Recorded data:
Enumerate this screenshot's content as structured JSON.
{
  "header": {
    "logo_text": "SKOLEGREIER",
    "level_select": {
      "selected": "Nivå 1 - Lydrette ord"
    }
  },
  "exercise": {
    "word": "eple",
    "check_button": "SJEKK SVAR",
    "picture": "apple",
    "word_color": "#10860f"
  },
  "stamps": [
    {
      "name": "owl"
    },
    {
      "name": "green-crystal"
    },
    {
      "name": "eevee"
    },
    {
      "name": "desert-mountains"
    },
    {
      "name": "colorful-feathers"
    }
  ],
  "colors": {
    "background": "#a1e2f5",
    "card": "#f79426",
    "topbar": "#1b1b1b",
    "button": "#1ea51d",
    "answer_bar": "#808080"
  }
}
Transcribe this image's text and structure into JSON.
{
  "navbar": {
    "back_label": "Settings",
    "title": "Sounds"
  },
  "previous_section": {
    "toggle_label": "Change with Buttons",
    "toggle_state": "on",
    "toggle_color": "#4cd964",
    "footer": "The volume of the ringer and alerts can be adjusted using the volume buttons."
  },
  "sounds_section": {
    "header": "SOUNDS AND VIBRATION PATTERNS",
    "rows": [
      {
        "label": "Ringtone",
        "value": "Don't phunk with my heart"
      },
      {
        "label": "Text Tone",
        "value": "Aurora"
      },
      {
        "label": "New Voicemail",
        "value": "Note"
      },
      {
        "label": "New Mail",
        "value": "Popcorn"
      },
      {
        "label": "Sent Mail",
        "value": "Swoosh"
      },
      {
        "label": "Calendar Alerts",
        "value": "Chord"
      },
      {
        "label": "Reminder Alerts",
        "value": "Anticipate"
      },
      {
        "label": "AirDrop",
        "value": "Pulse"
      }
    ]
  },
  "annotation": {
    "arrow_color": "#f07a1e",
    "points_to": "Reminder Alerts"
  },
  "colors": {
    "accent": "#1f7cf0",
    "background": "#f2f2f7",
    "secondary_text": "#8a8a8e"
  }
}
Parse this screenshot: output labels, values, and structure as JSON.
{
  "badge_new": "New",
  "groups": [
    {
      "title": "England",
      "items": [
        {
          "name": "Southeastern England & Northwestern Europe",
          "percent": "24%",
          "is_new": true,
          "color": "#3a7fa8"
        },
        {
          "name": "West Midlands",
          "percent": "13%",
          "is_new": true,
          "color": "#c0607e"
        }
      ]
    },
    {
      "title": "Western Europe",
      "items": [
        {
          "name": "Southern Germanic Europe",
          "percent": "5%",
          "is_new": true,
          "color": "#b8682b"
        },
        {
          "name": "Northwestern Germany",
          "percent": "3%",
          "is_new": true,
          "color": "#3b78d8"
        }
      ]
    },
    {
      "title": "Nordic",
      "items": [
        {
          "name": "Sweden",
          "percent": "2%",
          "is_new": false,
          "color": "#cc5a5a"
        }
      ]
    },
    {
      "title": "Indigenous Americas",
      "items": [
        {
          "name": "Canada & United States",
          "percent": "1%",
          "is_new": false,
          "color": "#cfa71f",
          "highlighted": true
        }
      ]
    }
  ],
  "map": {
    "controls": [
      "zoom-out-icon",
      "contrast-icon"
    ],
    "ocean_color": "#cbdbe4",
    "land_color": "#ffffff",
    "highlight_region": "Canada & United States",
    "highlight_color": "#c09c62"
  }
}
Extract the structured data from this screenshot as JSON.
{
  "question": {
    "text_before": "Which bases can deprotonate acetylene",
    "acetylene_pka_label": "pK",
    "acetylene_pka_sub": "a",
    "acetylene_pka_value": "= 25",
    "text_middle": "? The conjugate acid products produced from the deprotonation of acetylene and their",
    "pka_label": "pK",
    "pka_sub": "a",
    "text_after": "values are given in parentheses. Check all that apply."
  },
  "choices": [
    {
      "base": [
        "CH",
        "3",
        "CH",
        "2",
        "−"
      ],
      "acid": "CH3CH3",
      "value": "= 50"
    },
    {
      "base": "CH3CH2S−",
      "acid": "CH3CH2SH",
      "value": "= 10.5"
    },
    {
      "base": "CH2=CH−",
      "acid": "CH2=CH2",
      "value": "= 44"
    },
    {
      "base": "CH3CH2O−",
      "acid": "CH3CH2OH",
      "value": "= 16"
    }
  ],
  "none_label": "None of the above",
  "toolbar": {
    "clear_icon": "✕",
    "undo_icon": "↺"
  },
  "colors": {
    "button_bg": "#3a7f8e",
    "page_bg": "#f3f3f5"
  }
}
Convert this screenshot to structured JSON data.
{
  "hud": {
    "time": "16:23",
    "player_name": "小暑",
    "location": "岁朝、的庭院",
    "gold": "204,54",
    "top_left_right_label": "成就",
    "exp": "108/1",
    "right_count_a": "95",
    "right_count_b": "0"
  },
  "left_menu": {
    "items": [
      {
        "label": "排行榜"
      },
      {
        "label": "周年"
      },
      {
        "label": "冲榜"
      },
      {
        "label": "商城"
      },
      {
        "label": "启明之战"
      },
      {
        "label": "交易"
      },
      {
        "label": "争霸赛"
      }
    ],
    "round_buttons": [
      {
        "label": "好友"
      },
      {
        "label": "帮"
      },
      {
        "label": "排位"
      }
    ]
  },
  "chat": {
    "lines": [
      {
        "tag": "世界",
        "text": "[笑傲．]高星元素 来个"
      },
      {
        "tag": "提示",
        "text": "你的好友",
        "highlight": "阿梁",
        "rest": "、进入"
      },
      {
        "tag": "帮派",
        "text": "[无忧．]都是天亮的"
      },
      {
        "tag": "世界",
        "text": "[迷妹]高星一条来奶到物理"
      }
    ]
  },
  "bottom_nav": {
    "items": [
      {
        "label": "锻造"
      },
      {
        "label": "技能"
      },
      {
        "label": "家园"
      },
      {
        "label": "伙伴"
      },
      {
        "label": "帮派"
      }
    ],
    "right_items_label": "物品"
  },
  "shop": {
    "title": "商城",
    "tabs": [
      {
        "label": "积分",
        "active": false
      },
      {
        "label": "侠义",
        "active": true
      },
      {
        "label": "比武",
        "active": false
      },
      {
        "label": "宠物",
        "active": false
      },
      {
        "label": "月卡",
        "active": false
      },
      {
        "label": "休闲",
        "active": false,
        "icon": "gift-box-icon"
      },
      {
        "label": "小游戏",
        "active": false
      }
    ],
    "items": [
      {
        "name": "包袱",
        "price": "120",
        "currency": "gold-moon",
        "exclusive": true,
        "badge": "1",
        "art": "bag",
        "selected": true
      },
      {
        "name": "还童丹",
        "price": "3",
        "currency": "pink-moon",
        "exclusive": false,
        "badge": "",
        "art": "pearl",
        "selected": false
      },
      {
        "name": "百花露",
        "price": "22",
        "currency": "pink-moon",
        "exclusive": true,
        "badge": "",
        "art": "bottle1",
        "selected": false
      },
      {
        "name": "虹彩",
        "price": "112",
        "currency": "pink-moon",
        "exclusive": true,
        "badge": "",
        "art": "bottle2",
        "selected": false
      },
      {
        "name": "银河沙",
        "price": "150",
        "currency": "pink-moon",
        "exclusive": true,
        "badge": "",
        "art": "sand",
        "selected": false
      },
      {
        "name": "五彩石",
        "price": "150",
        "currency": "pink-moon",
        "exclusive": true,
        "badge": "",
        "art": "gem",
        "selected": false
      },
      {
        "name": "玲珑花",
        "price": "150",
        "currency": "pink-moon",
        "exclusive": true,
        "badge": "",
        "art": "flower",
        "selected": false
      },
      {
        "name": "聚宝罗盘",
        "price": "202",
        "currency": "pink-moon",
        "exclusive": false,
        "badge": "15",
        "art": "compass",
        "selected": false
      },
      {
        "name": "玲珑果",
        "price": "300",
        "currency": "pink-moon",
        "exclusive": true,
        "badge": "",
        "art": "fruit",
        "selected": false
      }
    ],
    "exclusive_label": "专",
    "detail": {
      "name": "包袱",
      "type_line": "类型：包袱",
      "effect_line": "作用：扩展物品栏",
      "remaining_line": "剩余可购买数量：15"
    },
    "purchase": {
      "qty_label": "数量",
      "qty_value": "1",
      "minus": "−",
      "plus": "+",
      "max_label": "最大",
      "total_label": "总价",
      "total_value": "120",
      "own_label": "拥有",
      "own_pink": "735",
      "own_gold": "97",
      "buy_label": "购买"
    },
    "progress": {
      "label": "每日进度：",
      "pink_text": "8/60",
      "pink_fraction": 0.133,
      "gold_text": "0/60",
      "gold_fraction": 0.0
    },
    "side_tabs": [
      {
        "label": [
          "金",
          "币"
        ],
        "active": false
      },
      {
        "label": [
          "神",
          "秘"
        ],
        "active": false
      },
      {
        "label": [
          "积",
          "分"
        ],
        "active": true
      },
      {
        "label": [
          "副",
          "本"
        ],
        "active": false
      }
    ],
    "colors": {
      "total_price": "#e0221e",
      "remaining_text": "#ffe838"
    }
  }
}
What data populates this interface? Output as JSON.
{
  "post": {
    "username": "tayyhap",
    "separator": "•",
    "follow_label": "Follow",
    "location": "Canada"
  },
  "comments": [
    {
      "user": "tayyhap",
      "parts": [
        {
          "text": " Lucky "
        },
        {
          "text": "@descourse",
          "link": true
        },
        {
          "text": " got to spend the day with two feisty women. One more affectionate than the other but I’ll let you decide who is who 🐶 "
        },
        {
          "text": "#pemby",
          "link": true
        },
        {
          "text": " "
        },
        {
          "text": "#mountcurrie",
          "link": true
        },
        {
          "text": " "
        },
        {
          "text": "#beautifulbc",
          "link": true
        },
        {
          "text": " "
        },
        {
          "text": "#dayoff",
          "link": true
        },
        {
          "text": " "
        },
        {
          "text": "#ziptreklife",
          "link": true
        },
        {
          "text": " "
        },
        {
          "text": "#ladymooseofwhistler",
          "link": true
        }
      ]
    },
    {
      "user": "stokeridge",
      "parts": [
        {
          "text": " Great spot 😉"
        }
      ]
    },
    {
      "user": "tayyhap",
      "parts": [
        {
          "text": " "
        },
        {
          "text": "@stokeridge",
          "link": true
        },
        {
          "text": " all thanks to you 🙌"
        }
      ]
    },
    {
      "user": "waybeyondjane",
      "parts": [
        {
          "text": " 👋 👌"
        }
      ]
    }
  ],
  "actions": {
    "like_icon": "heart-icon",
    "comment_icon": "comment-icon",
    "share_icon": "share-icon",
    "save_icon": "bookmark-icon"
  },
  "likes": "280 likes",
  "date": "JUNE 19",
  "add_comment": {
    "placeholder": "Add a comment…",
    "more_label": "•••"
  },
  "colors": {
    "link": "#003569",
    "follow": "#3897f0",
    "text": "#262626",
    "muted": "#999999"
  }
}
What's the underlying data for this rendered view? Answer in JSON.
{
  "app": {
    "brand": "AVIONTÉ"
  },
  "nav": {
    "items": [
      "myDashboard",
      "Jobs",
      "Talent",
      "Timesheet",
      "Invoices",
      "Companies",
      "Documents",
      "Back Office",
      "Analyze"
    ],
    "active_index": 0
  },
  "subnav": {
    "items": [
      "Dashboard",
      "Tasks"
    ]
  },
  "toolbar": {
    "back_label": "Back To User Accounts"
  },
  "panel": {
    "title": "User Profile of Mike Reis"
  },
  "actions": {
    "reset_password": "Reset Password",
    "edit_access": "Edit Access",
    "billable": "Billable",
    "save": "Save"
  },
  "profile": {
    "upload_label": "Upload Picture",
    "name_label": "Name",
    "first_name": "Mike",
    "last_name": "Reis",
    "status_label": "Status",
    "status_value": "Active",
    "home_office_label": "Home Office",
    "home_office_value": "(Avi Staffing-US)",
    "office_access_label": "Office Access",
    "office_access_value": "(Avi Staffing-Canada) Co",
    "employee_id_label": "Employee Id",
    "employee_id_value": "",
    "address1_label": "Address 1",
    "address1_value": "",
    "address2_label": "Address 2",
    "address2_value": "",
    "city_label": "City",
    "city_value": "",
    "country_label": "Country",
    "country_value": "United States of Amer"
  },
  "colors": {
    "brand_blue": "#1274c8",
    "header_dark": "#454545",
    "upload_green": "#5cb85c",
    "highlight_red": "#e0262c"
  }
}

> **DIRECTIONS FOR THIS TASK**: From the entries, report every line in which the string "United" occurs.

> **TASK ANSWER**:
          "name": "Canada & United States",
    "highlight_region": "Canada & United States",
    "country_value": "United States of Amer"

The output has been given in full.